Here is a Dutch newspaper showing this type in practice:
This style was later popularized by the Bauhaus movement, which we'll dabble on in just a minute here.
The Bauhaus movement emerged from a time of great traumatic change and between two world wars an academy of art called Bauhaus emerged in the 1920s that promoted Modernism. It had a profound influence on the 20th century design. The movement emphasized functional aspects of design.
As you can see in the image above, it was characterized by the use of simple, geometric shapes; sans serif type; and lack of adornment. Member type families in this class often used modest curves and mirrored aesthetics, no contrast between strokes, as I mentioned no serifs, and very simplistic designs altogether. Member type families in this class retain their progressive design today and are very visible in advertising, publications, branding, and digital media.
Well, that ends the lesson today on the history of type. This lesson looked at the major historical movements when it comes to typeface.
You can see in the image above the timeline of each type. Specifically, this lesson covered Old Style,
Blackletter, Transitional, Modern, Egyptian, Sans Serif, and Bauhaus.
Keep up the learning and have a great day!
Source: SOURCE: THIS WORK IS ADAPTED FROM SOPHIA AUTHOR MARIO E. HERNANDEZ
A type classification developed in the 1400s and based on written manuscripts. This style is characterized by elaborate, straight, angular strokes. Member type families include Fraktur and Rotunda.
A type classification developed in the 1400s and based on ancient Roman inscriptions and an early writing style. This style is characterized by low contrast between thick and thin strokes and distinctive numerals. Member type families include Garamond and Caslon.
A type classification developed in the 1700s which evolved from Old Style. This style is characterized by wider characters and greater contrast between thick and thin strokes than Old Style. Member type families include Baskerville and Bookman.
A type classification developed in the late 1700s. This style is characterized by a geometric quality, hairline thin serifs and extreme contrast between thick and thin strokes. Member type families include Bodoni and Didot.
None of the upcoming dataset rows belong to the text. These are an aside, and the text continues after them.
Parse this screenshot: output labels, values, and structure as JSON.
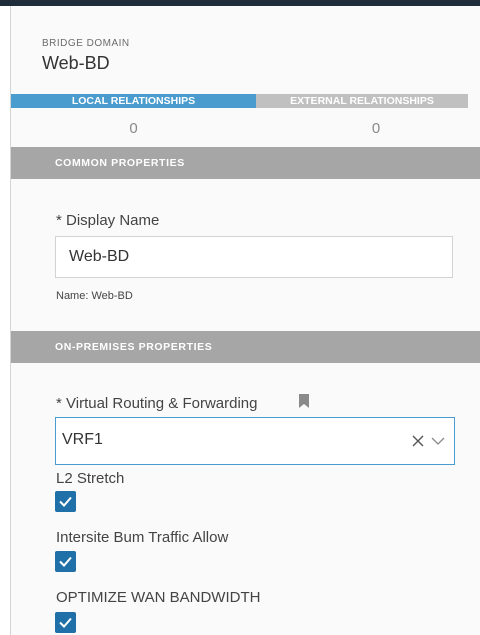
{
  "header": {
    "type_label": "BRIDGE DOMAIN",
    "name": "Web-BD"
  },
  "tabs": [
    {
      "label": "LOCAL RELATIONSHIPS",
      "count": "0",
      "active": true
    },
    {
      "label": "EXTERNAL RELATIONSHIPS",
      "count": "0",
      "active": false
    }
  ],
  "sections": {
    "common": "COMMON PROPERTIES",
    "onprem": "ON-PREMISES PROPERTIES"
  },
  "display_name": {
    "label": "* Display Name",
    "value": "Web-BD",
    "hint": "Name: Web-BD"
  },
  "vrf": {
    "label": "* Virtual Routing & Forwarding",
    "value": "VRF1",
    "icons": [
      "bookmark-icon",
      "clear-icon",
      "chevron-down-icon"
    ]
  },
  "checkboxes": [
    {
      "label": "L2 Stretch",
      "checked": true
    },
    {
      "label": "Intersite Bum Traffic Allow",
      "checked": true
    },
    {
      "label": "OPTIMIZE WAN BANDWIDTH",
      "checked": true
    }
  ],
  "colors": {
    "active_tab": "#4a9ccf",
    "inactive_tab": "#c0c0c0",
    "section_bar": "#a6a6a6",
    "checkbox": "#1f6fa8",
    "top_bar": "#1f2c3a"
  }
}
A type classification developed in the early 1800s and named for a trend popularizing Egyptian antiques. This style is characterized by rectangular or so called slab serifs and use of strokes of even weight. Member type families include Clarendon and Rockwell.
This type classification was developed in the early 1800s and later popularized by the Bauhaus movement. This style is characterized by the absence of serifs and uniform thickness of stroke. Member type families include Helvetica and Futura.
An art and craft movement begun at a school in Germany in the 1920s. The movement emphasized the functional aspects of design and was characterized by the use of simple geometric shapes, sans-serif type and a lack of adornment.